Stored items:
════════════════

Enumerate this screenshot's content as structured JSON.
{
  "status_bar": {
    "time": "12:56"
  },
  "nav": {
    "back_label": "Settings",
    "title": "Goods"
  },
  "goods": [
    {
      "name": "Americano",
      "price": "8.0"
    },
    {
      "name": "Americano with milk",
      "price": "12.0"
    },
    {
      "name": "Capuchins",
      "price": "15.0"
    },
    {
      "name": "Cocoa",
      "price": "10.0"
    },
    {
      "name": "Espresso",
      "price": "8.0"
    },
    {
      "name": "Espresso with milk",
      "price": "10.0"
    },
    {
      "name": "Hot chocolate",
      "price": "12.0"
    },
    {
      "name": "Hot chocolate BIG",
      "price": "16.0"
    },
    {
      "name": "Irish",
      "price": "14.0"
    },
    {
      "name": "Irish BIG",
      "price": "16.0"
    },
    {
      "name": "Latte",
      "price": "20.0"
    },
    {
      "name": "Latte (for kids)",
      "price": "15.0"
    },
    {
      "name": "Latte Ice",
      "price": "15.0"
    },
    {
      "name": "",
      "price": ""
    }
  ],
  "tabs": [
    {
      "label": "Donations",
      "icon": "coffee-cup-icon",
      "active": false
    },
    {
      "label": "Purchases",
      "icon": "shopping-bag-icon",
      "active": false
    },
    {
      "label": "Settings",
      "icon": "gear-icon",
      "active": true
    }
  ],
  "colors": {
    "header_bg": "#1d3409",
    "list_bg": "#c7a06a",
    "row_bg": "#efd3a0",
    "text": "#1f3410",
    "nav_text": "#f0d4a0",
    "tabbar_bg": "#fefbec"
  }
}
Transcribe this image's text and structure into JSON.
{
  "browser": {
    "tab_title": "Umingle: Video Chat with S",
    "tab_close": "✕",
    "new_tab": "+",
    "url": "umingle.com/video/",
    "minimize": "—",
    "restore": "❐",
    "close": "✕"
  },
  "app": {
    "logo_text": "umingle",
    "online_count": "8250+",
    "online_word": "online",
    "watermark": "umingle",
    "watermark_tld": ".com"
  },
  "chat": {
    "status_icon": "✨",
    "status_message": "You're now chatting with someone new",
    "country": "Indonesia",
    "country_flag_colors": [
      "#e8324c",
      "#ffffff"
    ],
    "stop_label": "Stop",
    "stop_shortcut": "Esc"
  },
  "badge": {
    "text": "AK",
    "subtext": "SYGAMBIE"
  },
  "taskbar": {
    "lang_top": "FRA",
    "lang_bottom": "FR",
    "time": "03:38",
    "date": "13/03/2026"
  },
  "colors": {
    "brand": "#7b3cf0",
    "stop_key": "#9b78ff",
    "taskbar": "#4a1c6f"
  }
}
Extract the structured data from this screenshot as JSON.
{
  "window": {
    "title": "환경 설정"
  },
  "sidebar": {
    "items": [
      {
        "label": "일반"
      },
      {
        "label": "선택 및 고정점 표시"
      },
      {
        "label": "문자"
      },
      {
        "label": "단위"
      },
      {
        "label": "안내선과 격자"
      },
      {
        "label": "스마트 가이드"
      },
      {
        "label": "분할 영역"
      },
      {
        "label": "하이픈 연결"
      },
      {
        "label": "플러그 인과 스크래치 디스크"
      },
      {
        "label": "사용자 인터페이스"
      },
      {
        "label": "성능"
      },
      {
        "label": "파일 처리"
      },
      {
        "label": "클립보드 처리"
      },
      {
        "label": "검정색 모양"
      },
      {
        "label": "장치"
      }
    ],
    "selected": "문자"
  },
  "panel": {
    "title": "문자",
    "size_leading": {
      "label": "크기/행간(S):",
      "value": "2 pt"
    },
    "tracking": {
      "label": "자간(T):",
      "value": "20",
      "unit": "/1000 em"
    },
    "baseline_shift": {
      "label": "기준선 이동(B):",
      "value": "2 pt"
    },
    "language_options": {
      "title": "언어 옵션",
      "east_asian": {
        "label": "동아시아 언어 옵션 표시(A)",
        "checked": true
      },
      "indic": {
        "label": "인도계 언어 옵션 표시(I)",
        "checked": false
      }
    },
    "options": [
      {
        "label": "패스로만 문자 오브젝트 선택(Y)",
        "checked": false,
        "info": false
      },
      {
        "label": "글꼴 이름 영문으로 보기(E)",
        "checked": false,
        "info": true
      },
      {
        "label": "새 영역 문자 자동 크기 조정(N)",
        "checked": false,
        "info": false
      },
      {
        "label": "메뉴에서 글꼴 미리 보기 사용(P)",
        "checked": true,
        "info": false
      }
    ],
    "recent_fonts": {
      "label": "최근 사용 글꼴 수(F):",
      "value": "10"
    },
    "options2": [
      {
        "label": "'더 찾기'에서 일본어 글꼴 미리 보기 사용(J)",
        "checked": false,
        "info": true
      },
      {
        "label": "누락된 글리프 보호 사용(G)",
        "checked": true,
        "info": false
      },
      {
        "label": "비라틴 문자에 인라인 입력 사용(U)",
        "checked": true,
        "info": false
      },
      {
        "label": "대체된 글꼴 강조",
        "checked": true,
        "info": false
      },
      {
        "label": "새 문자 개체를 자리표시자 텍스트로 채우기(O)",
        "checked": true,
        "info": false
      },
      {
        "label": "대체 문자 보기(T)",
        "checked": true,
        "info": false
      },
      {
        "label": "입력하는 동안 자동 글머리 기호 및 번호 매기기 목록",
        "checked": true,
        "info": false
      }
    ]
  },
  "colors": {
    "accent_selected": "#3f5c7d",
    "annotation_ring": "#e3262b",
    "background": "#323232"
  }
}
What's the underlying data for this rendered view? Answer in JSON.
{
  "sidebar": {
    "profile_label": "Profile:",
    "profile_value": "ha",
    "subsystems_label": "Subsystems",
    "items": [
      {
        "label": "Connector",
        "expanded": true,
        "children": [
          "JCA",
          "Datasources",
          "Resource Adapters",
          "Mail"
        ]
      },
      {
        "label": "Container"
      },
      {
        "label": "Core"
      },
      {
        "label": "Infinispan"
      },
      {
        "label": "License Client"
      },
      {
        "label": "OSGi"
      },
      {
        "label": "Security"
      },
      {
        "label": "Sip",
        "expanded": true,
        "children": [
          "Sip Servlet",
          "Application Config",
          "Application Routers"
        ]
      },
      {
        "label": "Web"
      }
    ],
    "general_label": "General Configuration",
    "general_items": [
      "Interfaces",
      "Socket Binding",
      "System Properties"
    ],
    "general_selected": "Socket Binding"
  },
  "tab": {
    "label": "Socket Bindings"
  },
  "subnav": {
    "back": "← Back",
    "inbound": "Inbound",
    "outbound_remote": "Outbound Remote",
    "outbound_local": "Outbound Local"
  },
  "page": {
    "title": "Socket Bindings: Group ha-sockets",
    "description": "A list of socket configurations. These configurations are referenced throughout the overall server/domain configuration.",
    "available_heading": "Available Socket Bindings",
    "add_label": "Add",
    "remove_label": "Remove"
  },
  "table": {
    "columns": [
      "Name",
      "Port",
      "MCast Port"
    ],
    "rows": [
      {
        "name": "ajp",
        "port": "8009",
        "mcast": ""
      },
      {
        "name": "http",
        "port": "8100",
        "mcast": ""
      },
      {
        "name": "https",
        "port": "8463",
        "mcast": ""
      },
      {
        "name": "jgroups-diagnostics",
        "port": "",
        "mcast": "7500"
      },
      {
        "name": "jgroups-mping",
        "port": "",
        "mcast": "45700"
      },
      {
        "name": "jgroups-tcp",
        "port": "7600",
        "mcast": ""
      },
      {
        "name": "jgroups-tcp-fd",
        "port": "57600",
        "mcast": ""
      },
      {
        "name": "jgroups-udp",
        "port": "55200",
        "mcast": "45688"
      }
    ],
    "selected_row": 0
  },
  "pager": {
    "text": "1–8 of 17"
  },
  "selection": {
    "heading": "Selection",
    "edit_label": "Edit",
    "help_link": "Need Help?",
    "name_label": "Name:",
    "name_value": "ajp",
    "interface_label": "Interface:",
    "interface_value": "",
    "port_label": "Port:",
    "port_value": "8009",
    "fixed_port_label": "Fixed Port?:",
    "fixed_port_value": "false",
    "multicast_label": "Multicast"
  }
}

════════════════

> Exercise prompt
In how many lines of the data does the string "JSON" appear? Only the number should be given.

> Answer area
4